TASK TO CARRY OUT: The lines running from the one that contains "Give me the" to the end of the records below are what to reproduce, exactly and without pictures.
**** SUPPLIED MATERIAL ****
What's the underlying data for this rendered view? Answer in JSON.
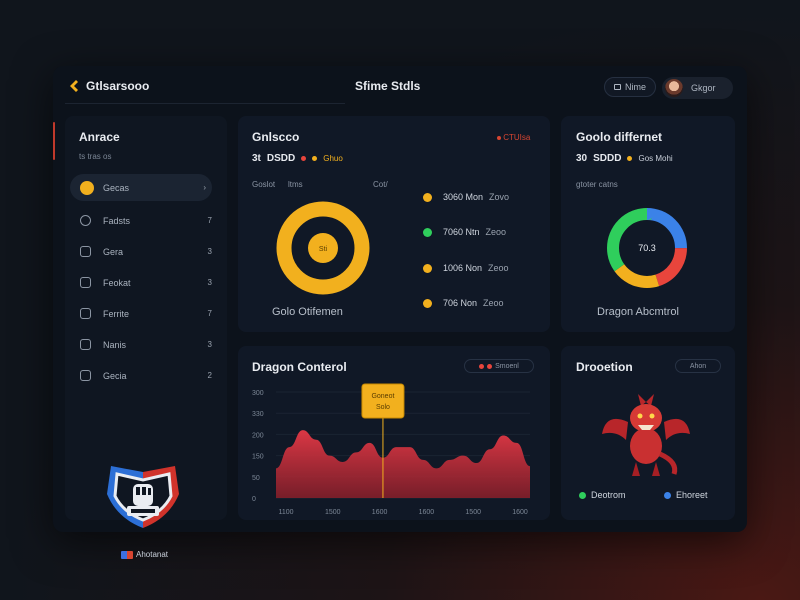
{
  "header": {
    "app_name": "Gtlsarsooo",
    "window_title": "Sfime Stdls",
    "chip_label": "Nime",
    "user_name": "Gkgor"
  },
  "sidebar": {
    "title": "Anrace",
    "subtitle": "ts tras os",
    "items": [
      {
        "label": "Gecas",
        "count": "",
        "active": true
      },
      {
        "label": "Fadsts",
        "count": "7"
      },
      {
        "label": "Gera",
        "count": "3"
      },
      {
        "label": "Feokat",
        "count": "3"
      },
      {
        "label": "Ferrite",
        "count": "7"
      },
      {
        "label": "Nanis",
        "count": "3"
      },
      {
        "label": "Gecia",
        "count": "2"
      }
    ],
    "footer_label": "Ahotanat"
  },
  "goals_card": {
    "title": "Gnlscco",
    "badge": "CTUIsa",
    "value": "3t",
    "value_label": "DSDD",
    "tag": "Ghuo",
    "sublabel_left": "Goslot",
    "sublabel_mid": "ltms",
    "sublabel_right": "Cot/",
    "ring_center": "Sti",
    "caption": "Golo Otifemen",
    "legend": [
      {
        "label": "3060 Mon",
        "value": "Zovo",
        "color": "#f2b01e"
      },
      {
        "label": "7060 Ntn",
        "value": "Zeoo",
        "color": "#2fce5c"
      },
      {
        "label": "1006 Non",
        "value": "Zeoo",
        "color": "#f2b01e"
      },
      {
        "label": "706 Non",
        "value": "Zeoo",
        "color": "#f2b01e"
      }
    ]
  },
  "difference_card": {
    "title": "Goolo differnet",
    "value": "30",
    "value_label": "SDDD",
    "tag": "Gos Mohi",
    "sublabel": "gtoter catns",
    "ring_center": "70.3",
    "caption": "Dragon Abcmtrol",
    "segments": [
      {
        "name": "blue",
        "value": 25,
        "color": "#3b82e8"
      },
      {
        "name": "red",
        "value": 20,
        "color": "#e8453c"
      },
      {
        "name": "yellow",
        "value": 20,
        "color": "#f2b01e"
      },
      {
        "name": "green",
        "value": 35,
        "color": "#2fce5c"
      }
    ]
  },
  "area_card": {
    "title": "Dragon Conterol",
    "pill_label": "Smoenl",
    "tooltip_line1": "Goneot",
    "tooltip_line2": "Solo"
  },
  "chart_data": {
    "type": "area",
    "y_ticks": [
      "300",
      "330",
      "200",
      "150",
      "50",
      "0"
    ],
    "x_ticks": [
      "1100",
      "1500",
      "1600",
      "1600",
      "1500",
      "1600"
    ],
    "ylim": [
      0,
      100
    ],
    "values": [
      28,
      48,
      64,
      55,
      40,
      34,
      43,
      52,
      38,
      48,
      48,
      36,
      28,
      36,
      40,
      33,
      46,
      59,
      52,
      30
    ],
    "series_color": "#e63946",
    "marker_index": 8
  },
  "dragon_card": {
    "title": "Drooetion",
    "pill_label": "Ahon",
    "legend": [
      {
        "label": "Deotrom",
        "color": "#2fce5c"
      },
      {
        "label": "Ehoreet",
        "color": "#3b82e8"
      }
    ]
  }
}
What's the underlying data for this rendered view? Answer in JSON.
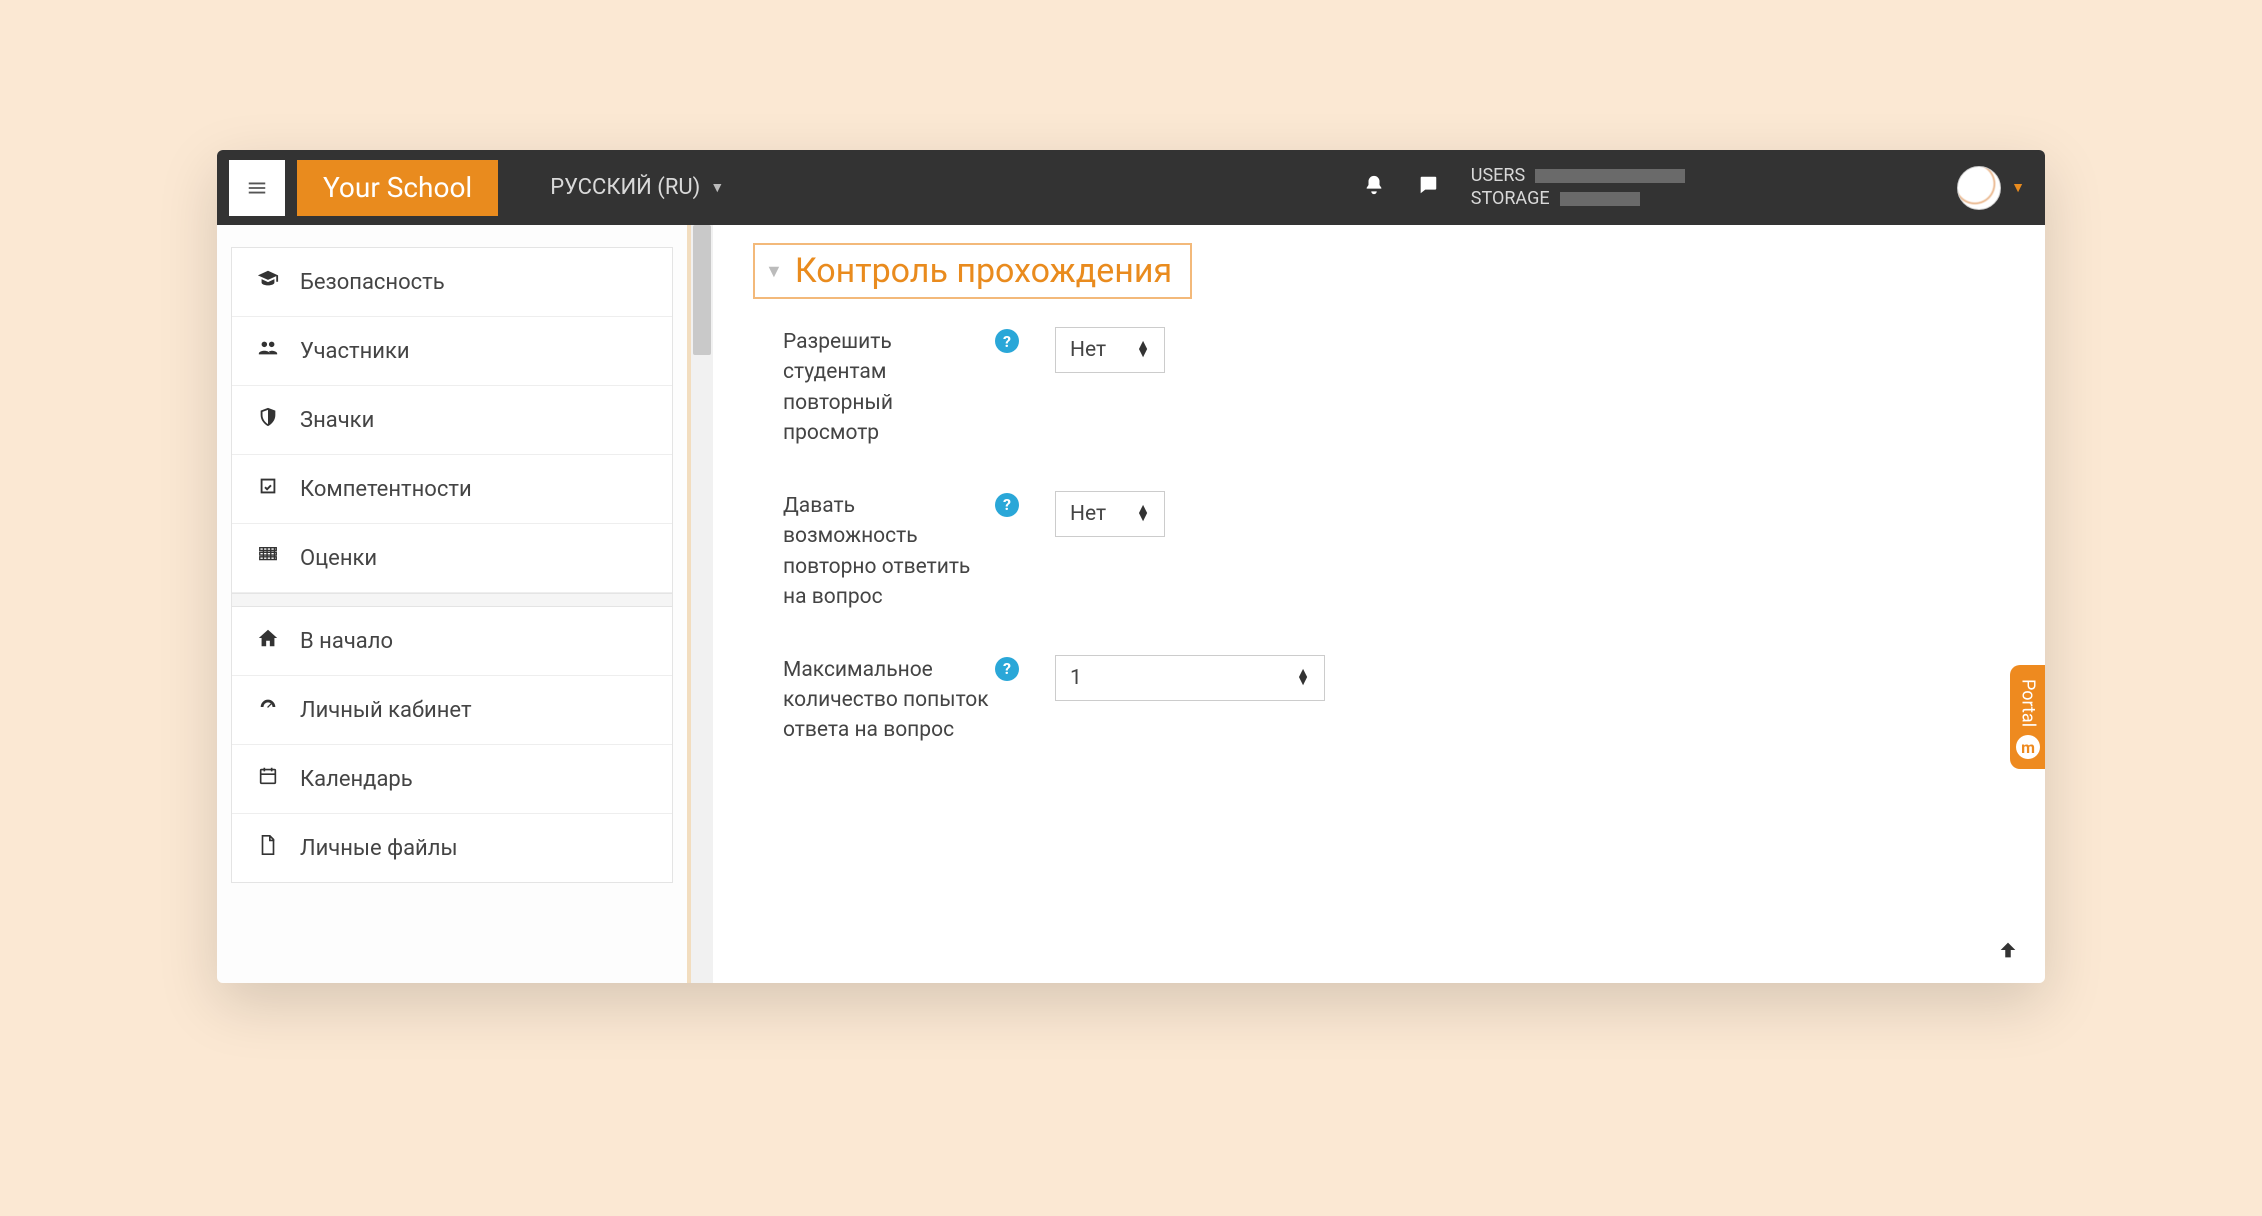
{
  "navbar": {
    "brand": "Your School",
    "language": "РУССКИЙ (RU)",
    "users_label": "USERS",
    "storage_label": "STORAGE"
  },
  "portal_tab": "Portal",
  "sidebar": {
    "group1": [
      {
        "icon": "graduation-cap-icon",
        "label": "Безопасность"
      },
      {
        "icon": "users-icon",
        "label": "Участники"
      },
      {
        "icon": "shield-icon",
        "label": "Значки"
      },
      {
        "icon": "check-square-icon",
        "label": "Компетентности"
      },
      {
        "icon": "grid-icon",
        "label": "Оценки"
      }
    ],
    "group2": [
      {
        "icon": "home-icon",
        "label": "В начало"
      },
      {
        "icon": "dashboard-icon",
        "label": "Личный кабинет"
      },
      {
        "icon": "calendar-icon",
        "label": "Календарь"
      },
      {
        "icon": "file-icon",
        "label": "Личные файлы"
      }
    ]
  },
  "section": {
    "title": "Контроль прохождения",
    "rows": [
      {
        "label": "Разрешить студентам повторный просмотр",
        "value": "Нет",
        "wide": false
      },
      {
        "label": "Давать возможность повторно ответить на вопрос",
        "value": "Нет",
        "wide": false
      },
      {
        "label": "Максимальное количество попыток ответа на вопрос",
        "value": "1",
        "wide": true
      }
    ]
  }
}
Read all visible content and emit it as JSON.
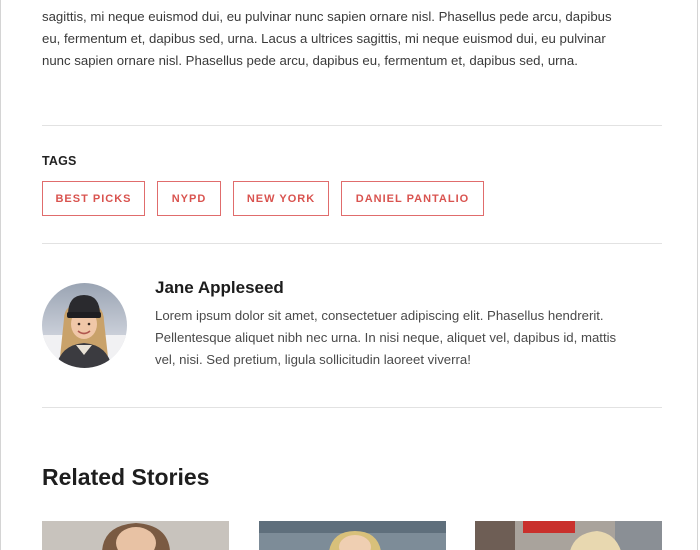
{
  "article": {
    "body_lines": [
      "sagittis, mi neque euismod dui, eu pulvinar nunc sapien ornare nisl. Phasellus pede arcu, dapibus",
      "eu, fermentum et, dapibus sed, urna. Lacus a ultrices sagittis, mi neque euismod dui, eu pulvinar",
      "nunc sapien ornare nisl. Phasellus pede arcu, dapibus eu, fermentum et, dapibus sed, urna."
    ]
  },
  "tags": {
    "heading": "TAGS",
    "items": [
      "BEST PICKS",
      "NYPD",
      "NEW YORK",
      "DANIEL PANTALIO"
    ]
  },
  "author": {
    "name": "Jane Appleseed",
    "bio_lines": [
      "Lorem ipsum dolor sit amet, consectetuer adipiscing elit. Phasellus hendrerit.",
      "Pellentesque aliquet nibh nec urna. In nisi neque, aliquet vel, dapibus id, mattis",
      "vel, nisi. Sed pretium, ligula sollicitudin laoreet viverra!"
    ],
    "avatar_icon": "person-photo"
  },
  "related": {
    "heading": "Related Stories",
    "thumbnails": [
      "story-photo-portrait",
      "story-photo-outdoor",
      "story-photo-street"
    ]
  },
  "colors": {
    "tag_accent": "#d9534f",
    "divider": "#e2e2e2",
    "text": "#3a3a3a"
  }
}
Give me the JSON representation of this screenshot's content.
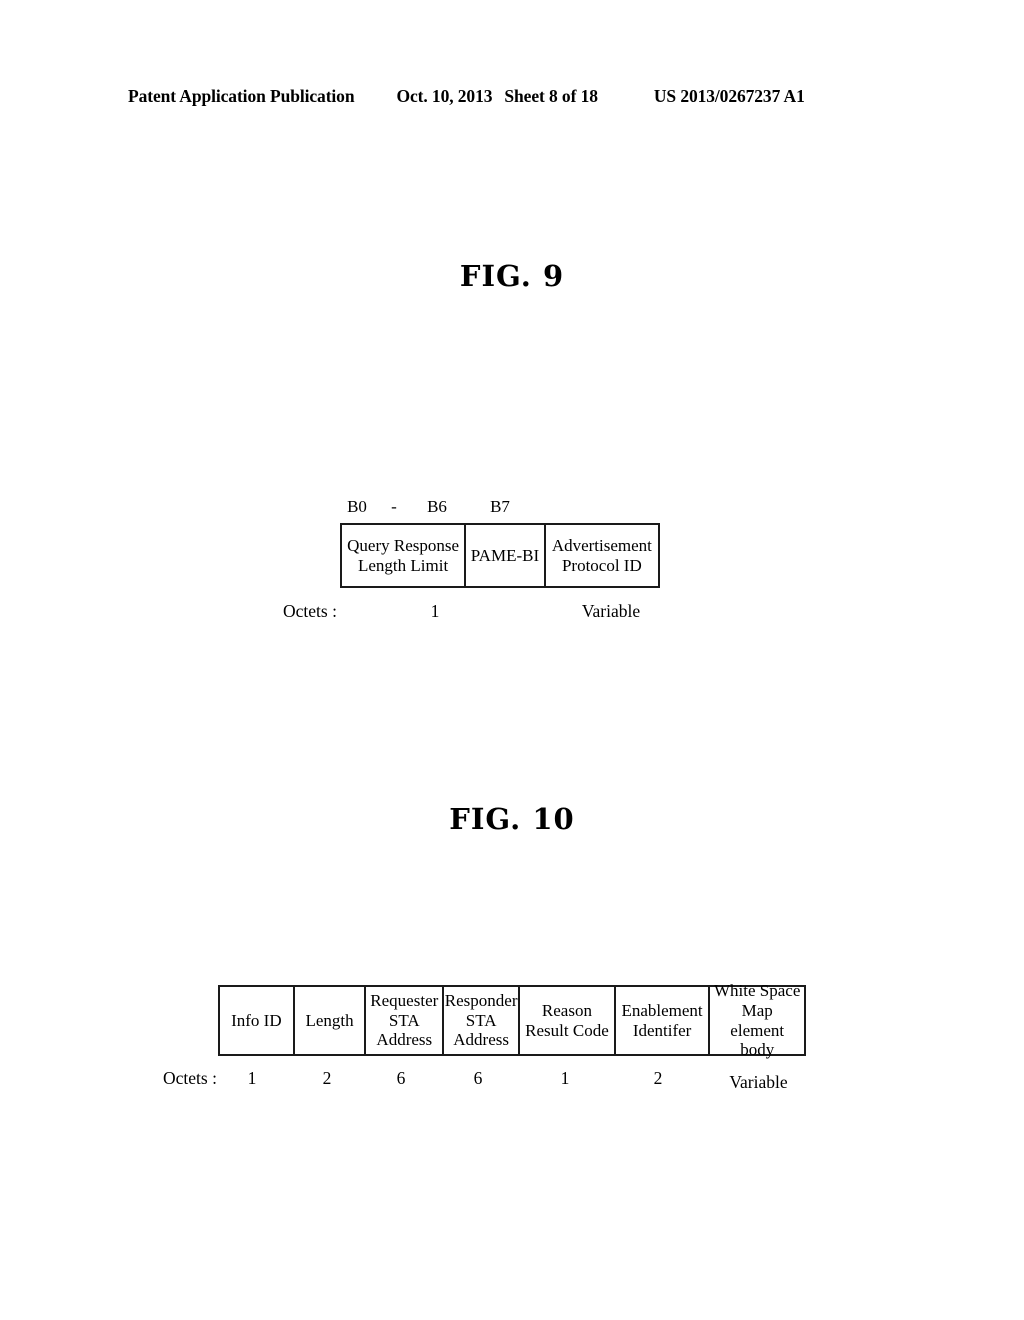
{
  "header": {
    "publication": "Patent Application Publication",
    "date": "Oct. 10, 2013",
    "sheet": "Sheet 8 of 18",
    "patent_number": "US 2013/0267237 A1"
  },
  "figures": [
    {
      "title": "FIG. 9",
      "bit_labels": {
        "start": "B0",
        "dash": "-",
        "end": "B6",
        "last": "B7"
      },
      "fields": [
        {
          "label": "Query Response Length Limit"
        },
        {
          "label": "PAME-BI"
        },
        {
          "label": "Advertisement Protocol ID"
        }
      ],
      "octets_label": "Octets :",
      "octets": [
        "1",
        "Variable"
      ]
    },
    {
      "title": "FIG. 10",
      "fields": [
        {
          "label": "Info ID"
        },
        {
          "label": "Length"
        },
        {
          "label": "Requester STA Address"
        },
        {
          "label": "Responder STA Address"
        },
        {
          "label": "Reason Result Code"
        },
        {
          "label": "Enablement Identifer"
        },
        {
          "label": "White Space Map element body"
        }
      ],
      "octets_label": "Octets :",
      "octets": [
        "1",
        "2",
        "6",
        "6",
        "1",
        "2",
        "Variable"
      ]
    }
  ]
}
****
EXERCISE ANSWER:
Give me the JSON representation of this screenshot's content.
{
  "header": {
    "publication": "Patent Application Publication",
    "date": "Oct. 10, 2013",
    "sheet": "Sheet 8 of 18",
    "patent_number": "US 2013/0267237 A1"
  },
  "figures": [
    {
      "title": "FIG. 9",
      "bit_labels": {
        "start": "B0",
        "dash": "-",
        "end": "B6",
        "last": "B7"
      },
      "fields": [
        {
          "label": "Query Response Length Limit"
        },
        {
          "label": "PAME-BI"
        },
        {
          "label": "Advertisement Protocol ID"
        }
      ],
      "octets_label": "Octets :",
      "octets": [
        "1",
        "Variable"
      ]
    },
    {
      "title": "FIG. 10",
      "fields": [
        {
          "label": "Info ID"
        },
        {
          "label": "Length"
        },
        {
          "label": "Requester STA Address"
        },
        {
          "label": "Responder STA Address"
        },
        {
          "label": "Reason Result Code"
        },
        {
          "label": "Enablement Identifer"
        },
        {
          "label": "White Space Map element body"
        }
      ],
      "octets_label": "Octets :",
      "octets": [
        "1",
        "2",
        "6",
        "6",
        "1",
        "2",
        "Variable"
      ]
    }
  ]
}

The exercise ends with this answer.